TASK DATA →
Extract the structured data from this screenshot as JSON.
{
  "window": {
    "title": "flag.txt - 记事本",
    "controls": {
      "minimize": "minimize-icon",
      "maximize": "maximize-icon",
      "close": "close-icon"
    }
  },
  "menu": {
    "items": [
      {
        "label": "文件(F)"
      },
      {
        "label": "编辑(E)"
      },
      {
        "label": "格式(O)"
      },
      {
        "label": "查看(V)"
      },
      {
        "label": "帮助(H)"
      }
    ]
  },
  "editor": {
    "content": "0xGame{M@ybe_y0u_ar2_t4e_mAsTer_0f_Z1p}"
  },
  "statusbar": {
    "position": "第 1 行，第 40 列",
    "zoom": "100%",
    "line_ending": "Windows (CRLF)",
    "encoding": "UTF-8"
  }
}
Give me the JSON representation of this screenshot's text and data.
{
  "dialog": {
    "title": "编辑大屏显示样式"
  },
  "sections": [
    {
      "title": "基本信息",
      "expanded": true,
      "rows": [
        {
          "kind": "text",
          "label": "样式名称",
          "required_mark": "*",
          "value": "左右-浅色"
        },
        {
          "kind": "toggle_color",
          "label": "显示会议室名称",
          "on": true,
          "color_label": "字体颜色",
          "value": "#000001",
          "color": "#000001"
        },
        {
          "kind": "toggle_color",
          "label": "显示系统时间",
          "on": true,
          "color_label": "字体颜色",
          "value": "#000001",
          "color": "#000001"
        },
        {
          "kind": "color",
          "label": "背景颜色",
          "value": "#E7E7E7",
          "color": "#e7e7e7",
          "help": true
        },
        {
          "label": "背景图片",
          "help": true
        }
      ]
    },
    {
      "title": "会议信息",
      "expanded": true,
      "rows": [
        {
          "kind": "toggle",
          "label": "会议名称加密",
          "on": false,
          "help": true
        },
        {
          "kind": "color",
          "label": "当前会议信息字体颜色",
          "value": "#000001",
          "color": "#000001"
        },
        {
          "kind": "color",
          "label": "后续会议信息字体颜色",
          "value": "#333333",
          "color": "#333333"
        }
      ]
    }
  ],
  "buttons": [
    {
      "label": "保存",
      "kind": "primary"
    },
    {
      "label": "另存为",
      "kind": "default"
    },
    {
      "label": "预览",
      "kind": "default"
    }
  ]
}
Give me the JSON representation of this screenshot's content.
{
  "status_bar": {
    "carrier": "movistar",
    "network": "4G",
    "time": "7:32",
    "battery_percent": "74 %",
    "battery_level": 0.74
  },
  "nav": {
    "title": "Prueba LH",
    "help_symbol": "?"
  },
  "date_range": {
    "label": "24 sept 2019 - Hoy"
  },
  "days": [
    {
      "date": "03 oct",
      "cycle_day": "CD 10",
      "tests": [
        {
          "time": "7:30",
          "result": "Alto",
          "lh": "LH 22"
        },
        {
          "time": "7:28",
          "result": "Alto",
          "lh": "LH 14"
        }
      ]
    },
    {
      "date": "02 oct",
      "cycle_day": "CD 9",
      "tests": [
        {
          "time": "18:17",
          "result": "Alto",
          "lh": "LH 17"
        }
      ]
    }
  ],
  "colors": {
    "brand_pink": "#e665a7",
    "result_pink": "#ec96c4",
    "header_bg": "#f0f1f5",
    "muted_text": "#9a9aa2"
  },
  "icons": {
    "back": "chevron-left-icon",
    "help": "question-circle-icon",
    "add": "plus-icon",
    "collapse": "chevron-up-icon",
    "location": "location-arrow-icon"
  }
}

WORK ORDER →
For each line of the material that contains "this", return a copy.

WORKED SOLUTION →
Extract the structured data from this screenshot as JSON.
Give me the JSON representation of this screenshot's text and data.
Give me the JSON representation of this screenshot's content.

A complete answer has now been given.